* WHAT THE TASK REQUIRES
For the string "arrow", find every matching line in the records and copy it.

* RECORDS FOR THIS TASK

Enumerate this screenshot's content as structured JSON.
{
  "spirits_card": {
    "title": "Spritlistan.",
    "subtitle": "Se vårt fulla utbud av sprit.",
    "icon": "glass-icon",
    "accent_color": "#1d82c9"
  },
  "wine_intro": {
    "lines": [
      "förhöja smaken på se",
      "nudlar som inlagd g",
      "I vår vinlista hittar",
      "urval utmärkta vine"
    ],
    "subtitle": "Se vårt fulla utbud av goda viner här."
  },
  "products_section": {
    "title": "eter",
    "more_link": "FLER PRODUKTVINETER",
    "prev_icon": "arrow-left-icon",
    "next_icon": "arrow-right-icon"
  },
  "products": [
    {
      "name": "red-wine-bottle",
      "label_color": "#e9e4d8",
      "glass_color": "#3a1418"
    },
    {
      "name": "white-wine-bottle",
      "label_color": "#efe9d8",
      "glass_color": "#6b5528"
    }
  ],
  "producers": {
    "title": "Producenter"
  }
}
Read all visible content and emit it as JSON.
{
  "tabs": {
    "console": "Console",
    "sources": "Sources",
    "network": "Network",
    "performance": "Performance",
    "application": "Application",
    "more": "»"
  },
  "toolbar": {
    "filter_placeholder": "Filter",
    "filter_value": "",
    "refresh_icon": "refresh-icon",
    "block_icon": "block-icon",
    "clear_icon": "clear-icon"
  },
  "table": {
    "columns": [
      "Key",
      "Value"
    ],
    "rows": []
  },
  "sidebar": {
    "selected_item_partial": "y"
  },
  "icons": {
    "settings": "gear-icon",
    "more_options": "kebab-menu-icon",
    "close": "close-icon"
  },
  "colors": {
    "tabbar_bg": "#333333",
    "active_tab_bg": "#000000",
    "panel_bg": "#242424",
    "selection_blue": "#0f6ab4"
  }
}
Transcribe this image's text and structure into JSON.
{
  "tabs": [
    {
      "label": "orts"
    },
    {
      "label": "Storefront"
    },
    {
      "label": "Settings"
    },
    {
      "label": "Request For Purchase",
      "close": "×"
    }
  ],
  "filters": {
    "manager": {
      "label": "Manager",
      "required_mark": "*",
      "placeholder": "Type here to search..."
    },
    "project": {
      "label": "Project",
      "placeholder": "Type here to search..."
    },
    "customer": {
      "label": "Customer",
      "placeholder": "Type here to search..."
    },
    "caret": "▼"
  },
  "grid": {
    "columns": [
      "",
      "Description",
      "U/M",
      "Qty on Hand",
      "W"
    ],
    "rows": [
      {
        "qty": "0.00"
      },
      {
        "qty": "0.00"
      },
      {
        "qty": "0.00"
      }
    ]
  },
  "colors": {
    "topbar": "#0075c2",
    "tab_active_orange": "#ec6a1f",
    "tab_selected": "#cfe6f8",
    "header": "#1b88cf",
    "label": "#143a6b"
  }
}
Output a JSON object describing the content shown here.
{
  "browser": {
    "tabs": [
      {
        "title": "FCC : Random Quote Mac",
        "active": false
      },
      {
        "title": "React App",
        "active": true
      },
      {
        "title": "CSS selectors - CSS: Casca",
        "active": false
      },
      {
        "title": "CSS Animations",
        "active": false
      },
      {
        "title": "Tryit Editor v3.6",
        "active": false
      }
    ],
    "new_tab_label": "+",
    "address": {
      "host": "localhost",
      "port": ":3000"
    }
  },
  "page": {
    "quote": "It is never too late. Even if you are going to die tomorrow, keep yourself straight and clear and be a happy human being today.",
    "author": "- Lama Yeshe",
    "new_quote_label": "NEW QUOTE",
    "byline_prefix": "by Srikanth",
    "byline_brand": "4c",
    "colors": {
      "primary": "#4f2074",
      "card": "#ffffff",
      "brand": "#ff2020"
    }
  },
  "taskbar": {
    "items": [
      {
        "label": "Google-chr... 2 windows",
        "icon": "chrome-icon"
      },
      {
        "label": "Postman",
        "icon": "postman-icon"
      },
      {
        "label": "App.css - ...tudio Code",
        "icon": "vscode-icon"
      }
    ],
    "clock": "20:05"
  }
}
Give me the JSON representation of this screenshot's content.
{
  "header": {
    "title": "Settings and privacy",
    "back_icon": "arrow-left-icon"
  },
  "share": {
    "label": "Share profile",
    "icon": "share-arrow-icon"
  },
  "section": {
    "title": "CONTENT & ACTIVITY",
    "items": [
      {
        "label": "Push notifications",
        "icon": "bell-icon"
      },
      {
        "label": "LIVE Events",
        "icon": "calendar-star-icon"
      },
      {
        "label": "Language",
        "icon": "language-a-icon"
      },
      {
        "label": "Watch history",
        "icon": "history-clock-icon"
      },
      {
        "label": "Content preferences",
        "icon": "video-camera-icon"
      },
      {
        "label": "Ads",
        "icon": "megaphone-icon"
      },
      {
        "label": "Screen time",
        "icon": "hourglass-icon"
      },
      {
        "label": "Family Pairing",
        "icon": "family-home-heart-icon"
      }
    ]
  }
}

* ANSWER SPACE
    "prev_icon": "arrow-left-icon",
    "next_icon": "arrow-right-icon"
    "back_icon": "arrow-left-icon"
    "icon": "share-arrow-icon"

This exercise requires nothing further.